He added women to the Shura Council, an advisory body, and social media spread among the kingdom’s youth, giving them freedom online that they lacked in real life.
The internet eroded the monopoly Saudi clerics had on religious interpretation, and many Saudis realised how differently Islam was practiced in other countries.
The government allowed women to work in new jobs, making their daily commute an issue.
Younger activists started to revive the struggle to let women drive.
In 2011, Manal al-Sharif posted a video online of herself driving and was detained. In 2013, dozens of Saudi women drove to protest against the ban.
In 2014, Loujain Hathloul tried to cross the border from the United Arab Emirates into Saudi Arabia in her car and was jailed for 73 days.
Few of the women who had driven in 1990 joined the new protests, but they cheered the younger women.
“We were very angry,” Alajroush, the photographer, says of Hathloul’s detention. “But inside of me, I thought that was a big step forward because finally we were taken seriously.”
In 2015, Salman became king, and he empowered his young son, Mohammed bin Salman, who is now crown prince.
As the price of oil sank, sapping the economy, the crown prince laid out a sweeping plan to reform the economy, including increasing women’s participation in the workforce.

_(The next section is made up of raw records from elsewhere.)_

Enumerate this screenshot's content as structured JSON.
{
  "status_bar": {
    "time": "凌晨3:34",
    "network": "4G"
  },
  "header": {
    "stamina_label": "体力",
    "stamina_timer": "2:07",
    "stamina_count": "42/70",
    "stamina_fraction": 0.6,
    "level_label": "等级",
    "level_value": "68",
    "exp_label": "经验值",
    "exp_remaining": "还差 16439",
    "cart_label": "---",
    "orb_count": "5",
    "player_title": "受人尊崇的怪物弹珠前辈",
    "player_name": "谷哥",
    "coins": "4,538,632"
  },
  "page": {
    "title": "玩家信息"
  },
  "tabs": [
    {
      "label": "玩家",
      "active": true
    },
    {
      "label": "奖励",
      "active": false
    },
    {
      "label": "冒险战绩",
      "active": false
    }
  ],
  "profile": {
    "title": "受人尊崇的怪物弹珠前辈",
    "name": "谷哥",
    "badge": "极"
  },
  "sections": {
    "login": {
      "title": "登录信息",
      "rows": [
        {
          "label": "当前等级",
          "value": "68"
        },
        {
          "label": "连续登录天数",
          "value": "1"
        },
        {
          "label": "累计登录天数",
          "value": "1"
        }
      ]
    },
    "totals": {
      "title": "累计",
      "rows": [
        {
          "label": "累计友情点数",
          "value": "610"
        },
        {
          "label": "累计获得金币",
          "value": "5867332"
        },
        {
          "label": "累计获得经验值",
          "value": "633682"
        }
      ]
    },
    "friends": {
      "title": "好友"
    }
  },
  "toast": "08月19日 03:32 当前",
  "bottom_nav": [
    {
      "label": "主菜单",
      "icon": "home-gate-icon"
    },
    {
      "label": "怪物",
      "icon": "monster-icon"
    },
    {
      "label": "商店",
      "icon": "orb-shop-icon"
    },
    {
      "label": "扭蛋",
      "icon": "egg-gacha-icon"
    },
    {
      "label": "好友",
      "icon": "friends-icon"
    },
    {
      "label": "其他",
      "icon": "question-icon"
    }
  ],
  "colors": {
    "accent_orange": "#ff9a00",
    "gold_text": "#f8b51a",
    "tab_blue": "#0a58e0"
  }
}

Other steps followed. Women voted and ran for seats on local councils in 2015 for the first time, and some won. Public schools were told to offer physical education for girls, which clerics had argued threatened their femininity.
Then late last month, Alghanem, who had held the first meeting on the driving ban in 1990, was playing cards when her phone suddenly began overflowing with messages, she says.
Her husband called, shouting, “Congratulations!” and told her the ban was being lifted.
Alghanem – who had merely ridden along in 1990 and still cannot drive – plans to learn. “I must get a license and drive,” she says.
The government has played down any role the female activists played in prompting the decision, and some of the women say security officials have told them in phone calls to keep quiet.
The information ministry denied such calls were being made.
Many Saudis argue that the women exacerbated the issue by provoking the conservatives. In the kingdom, they argue, rights are given by the ruler, not publicly demanded by the people.
“It is natural that they are happy that they have been given their legal right that they had demanded before,” Prince Abdulrahman bin Musaid wrote on Twitter. But he called the idea that the women’s “struggle” had influenced the decision “a great fantasy”.
The women believe the government will not acknowledge them so as not to encourage other activists.
Many restrictions on women remain, including guardianship laws that give Saudi men power over their female relatives on certain matters. But the original protesters are overjoyed that their daughters and granddaughters will have freer lives than they did, thanks to the car.
“That I am driving means that I know where I am going, when I’m coming back and what I’m doing,” says Alaboudi, the social worker.
“It is not just driving a car,” she says, “it is driving a life.”